Beyond paid-for newsletters, ad-supported formats are increasingly popular. Andreas Jürgensen, CEO and co-founder of newsletter ad platform Passendo, said: “There’s… a whole resurgence of publishers who are email first, and are basically building strategies around email. Then web becomes secondary, or might not even exist in the mix for them. These guys have seen the light, in regards to this as a trusted channel of the future.”
But that gold rush can’t last forever. There is increased competition amid a range of newly launched newsletters from individuals and newspapers alike. With a potential impending economic crunch, sponsors and advertisers will have to cut spend, and the public won’t necessarily prioritize newsletters. So while publications might be looking to newsletters for post-Covid revenue growth, they will have to contend with growing headwinds.
However, as bad as that might be for major publishers, it will be far worse for individual newsletter creators.
Squashed by the giants

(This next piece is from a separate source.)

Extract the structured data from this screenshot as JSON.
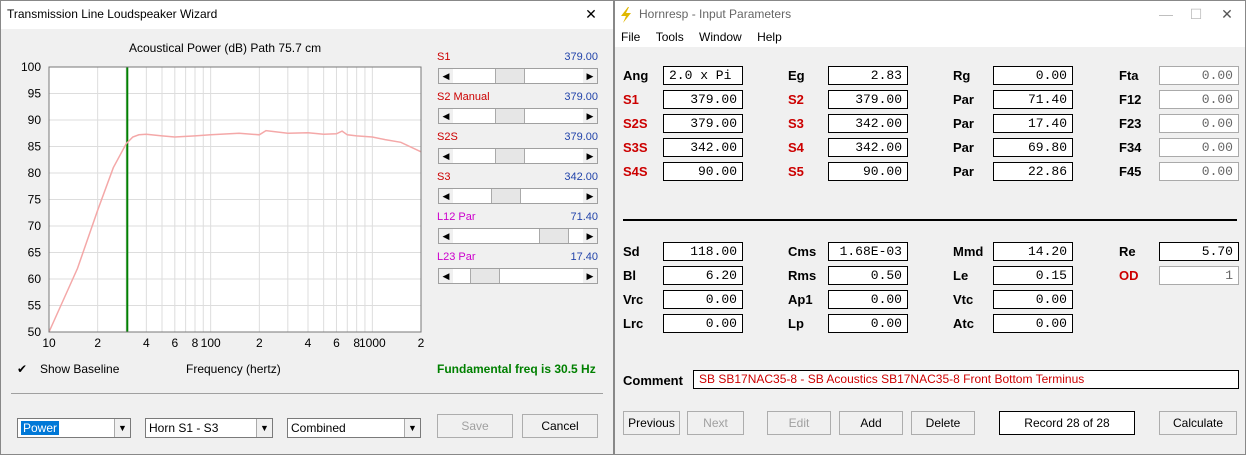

Larger publications have the resources to keep newsletters going through a slump or take the time to transition the strategy, such as for discovery over direct revenue. Individuals who have launched newsletters will be first to feel the pinch.

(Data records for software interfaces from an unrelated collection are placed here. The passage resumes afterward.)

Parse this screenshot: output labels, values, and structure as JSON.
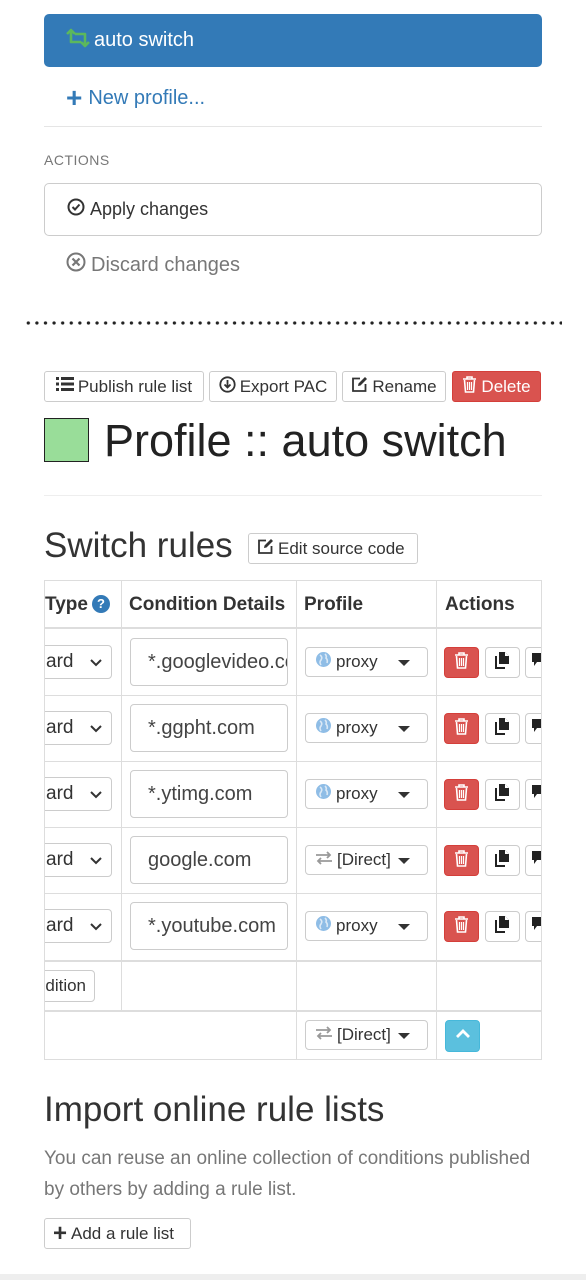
{
  "nav": {
    "active_profile": "auto switch",
    "new_profile": "New profile...",
    "actions_header": "ACTIONS",
    "apply_changes": "Apply changes",
    "discard_changes": "Discard changes"
  },
  "toolbar": {
    "publish": "Publish rule list",
    "export_pac": "Export PAC",
    "rename": "Rename",
    "delete": "Delete"
  },
  "profile": {
    "title": "Profile :: auto switch",
    "color": "#99dd99"
  },
  "switch_rules": {
    "heading": "Switch rules",
    "edit_source": "Edit source code",
    "columns": {
      "type": "Type",
      "condition": "Condition Details",
      "profile": "Profile",
      "actions": "Actions"
    },
    "rows": [
      {
        "type": "ard",
        "condition": "*.googlevideo.com",
        "profile": "proxy",
        "profile_icon": "globe-icon"
      },
      {
        "type": "ard",
        "condition": "*.ggpht.com",
        "profile": "proxy",
        "profile_icon": "globe-icon"
      },
      {
        "type": "ard",
        "condition": "*.ytimg.com",
        "profile": "proxy",
        "profile_icon": "globe-icon"
      },
      {
        "type": "ard",
        "condition": "google.com",
        "profile": "[Direct]",
        "profile_icon": "exchange-icon"
      },
      {
        "type": "ard",
        "condition": "*.youtube.com",
        "profile": "proxy",
        "profile_icon": "globe-icon"
      }
    ],
    "add_condition": "dition",
    "default_profile": "[Direct]"
  },
  "import": {
    "heading": "Import online rule lists",
    "help": "You can reuse an online collection of conditions published by others by adding a rule list.",
    "add_button": "Add a rule list"
  },
  "colors": {
    "primary": "#337ab7",
    "danger": "#d9534f",
    "info": "#5bc0de",
    "rule_green": "#5cb85c"
  }
}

Neal Freyman is managing editor of Morning Brew, which preempted much of the discussion around newsletters as an editorial product when it launched in 2017. He explains: “I think it was a bit of a pandemic blip kind of thing, as we’re seeing a lot of the pandemic winners kind of fall back to Earth.
“It’s an insane amount of work to put out a newsletter every day. So, I do think you’ll see the level of individual newsletter creators fall back down to earth and realize that you know, a support system is really needed. You might see some of these writer collectives start forming, but then you’re basically looking back at a media company, again, with sales and all that.”
One early piece of evidence for that was the closure of a long-running freelancer-focused newsletter in the UK. In the announcement, the sole creator Anna Codrea-Rado noted: “There are lots of reasons for this difficult decision, but they can be summed up quite simply: it’s just not working. Most pressingly, the maths doesn’t add up anymore. The number of paying subscribers isn’t high enough to make this one-woman newsletter business sustainable anymore.”
Some of that pressure comes from the fact that the majority of consumers who choose to be informed through newsletters signed up via major publications rather than individuals. According to the latest Digital News Report only 16% of that cohort are signed up to newsletters run by individuals. Meanwhile, 53% are signed up via “mainstream media organizations.”
The Report also notes that, to some extent, the newsletter boom is a US-centric trend: “The ‘Substack revolution’ for news is still primarily a U.S. phenomenon and it is not guaranteed to catch on elsewhere, especially given the difference in market size and context.” It is notable that most of the non-U.S .publications that launched paid-for newsletters did so with modest aspirations in terms of subscribers: Mel Magazine’s three paid-for newsletters had a goal of 10,000 subscribers within their first six months.
The outlook for individual-based newsletters, then, is iffy and exposed to volatility in the wider economy. But for bigger publications, newsletters are set to retain their primacy as a tool to entice readers into their ecosystems. There might the massive market for subscription newsletters the industry might hope fore. However, newsletters still offer unmatched value as a way to connect with audiences and add value for subscribers.